Indonesia has officially finalized the Comprehensive Investment and Policy Plan (CIPP), aiming to persuade the members of the Just Energy Transition Partnership (JETP) to secure $20 billion in funds for green energy transformation on Nov. 21.
The Indonesian JETP Secretariat announced the CIPP draft in early November and released the final content after about 3 weeks of public consultation. The CIPP document focuses on an on-grid electricity system with a decarbonization scenario of 250 million tons of CO2 with a share of renewable energy reaching 44% in 2030. In addition, the JETP roadmap also stipulates achieving net zero electricity emissions by 2050.
The Cirata floating solar farm in in West Java. (Photo: PLN)
The plan outlines 400 priority projects that must be initiated before 2030, estimating a required funding of $66.9 billion. Edo Mahendra, the General Secretary of Indonesian JETP, emphasized that the $20 billion committed by JETP should be seen as a "catalyst," with the hope of attracting more investments in the future.
JETP itself or the Just Energy Transition Partnership, is a financing program that involves members of the Group of Seven (G7), multilateral development banks, and private lending institutions providing equity investments, grants, and concessional loans. The goal of the program is to assist developing countries in the transition to clean energy in the energy sectors. Indonesia is the largest beneficiary of JETP funds, receiving a total allocation of $20 billion. However, the timing of when these funds can be utilized depends on the content of the CIPP.
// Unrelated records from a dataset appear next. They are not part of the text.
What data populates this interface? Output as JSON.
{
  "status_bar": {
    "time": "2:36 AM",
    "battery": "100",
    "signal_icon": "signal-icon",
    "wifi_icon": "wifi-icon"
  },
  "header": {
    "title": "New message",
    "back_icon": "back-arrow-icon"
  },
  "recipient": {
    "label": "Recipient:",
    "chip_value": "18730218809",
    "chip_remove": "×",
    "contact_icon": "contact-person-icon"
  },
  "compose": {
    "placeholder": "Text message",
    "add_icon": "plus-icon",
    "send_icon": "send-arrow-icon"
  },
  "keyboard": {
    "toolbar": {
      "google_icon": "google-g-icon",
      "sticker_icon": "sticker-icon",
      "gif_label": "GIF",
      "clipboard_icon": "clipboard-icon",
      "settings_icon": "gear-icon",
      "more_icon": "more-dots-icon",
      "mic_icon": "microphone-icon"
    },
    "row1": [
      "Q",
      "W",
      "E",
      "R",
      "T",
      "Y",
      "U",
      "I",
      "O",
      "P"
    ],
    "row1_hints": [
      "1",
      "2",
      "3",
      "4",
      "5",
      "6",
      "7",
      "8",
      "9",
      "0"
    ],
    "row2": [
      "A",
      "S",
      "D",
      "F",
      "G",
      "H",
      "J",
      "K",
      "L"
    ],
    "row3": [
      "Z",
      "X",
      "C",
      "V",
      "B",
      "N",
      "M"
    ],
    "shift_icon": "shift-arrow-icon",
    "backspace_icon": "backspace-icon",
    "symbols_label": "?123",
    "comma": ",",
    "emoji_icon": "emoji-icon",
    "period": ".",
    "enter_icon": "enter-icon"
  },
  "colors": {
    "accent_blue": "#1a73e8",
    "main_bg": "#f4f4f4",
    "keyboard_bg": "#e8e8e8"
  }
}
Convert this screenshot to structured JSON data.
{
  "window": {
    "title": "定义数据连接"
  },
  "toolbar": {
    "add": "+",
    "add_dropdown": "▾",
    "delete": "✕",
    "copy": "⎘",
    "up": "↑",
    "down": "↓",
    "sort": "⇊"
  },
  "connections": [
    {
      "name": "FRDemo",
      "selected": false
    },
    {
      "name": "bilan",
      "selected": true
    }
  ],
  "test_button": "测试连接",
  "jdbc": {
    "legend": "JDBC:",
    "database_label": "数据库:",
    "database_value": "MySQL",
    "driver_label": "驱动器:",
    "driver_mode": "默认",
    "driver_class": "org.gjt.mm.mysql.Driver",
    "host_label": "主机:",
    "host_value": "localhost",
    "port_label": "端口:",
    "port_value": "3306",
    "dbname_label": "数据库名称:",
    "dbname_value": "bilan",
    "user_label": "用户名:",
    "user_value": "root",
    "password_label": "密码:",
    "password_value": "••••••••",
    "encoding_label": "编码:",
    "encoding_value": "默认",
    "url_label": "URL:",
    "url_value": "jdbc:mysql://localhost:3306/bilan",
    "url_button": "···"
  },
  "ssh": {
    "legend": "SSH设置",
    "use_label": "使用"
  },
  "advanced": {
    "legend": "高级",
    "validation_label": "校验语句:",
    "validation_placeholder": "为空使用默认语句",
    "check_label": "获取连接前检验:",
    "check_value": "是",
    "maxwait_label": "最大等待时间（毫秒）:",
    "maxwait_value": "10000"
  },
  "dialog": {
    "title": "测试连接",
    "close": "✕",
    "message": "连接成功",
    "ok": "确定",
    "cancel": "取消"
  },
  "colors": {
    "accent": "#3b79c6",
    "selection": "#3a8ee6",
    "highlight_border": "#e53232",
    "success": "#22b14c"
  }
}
The official statement from the United States Embassy in Indonesia indicates that through the CIPP, Indonesia is expected to achieve goals related to carbon emission restrictions, the development of renewable energy, and achieving net-zero emissions by 2050. Erick Tohir, Indonesia’s Coordinating Minister for Maritime Affairs and Investment, stated that "CIPP provides a strategic roadmap for Indonesia's energy transition and addresses issues related to technology, finance, politics, and social justice."
However, Bhima Yudhistira, the Director of the Center for Economic and Legal Studies in Indonesia, believes that the recently announced plan shows no significant changes compared to the draft. This is because it doesn’t mention any plans to accelerate the termination of high-carbon-emission coal power plants, and the scope is limited to only two power plants. This creates a contradiction with the JETP plan, which aims to increase the share of renewable energy before 2030.
In addition, the head of the non-profit organization Greenpeace Indonesia, Leonard Simanjutak also stated that CIPP has limited impact on Indonesia's energy transition development because the plan doesn’t include captive coal power plants. The generation capacity of such power plants has significantly and continue to increase from 1.3 GW in 2013 to 10.8 GW this year, posing a significant obstacle to Indonesia's goal of achieving net-zero carbon emissions.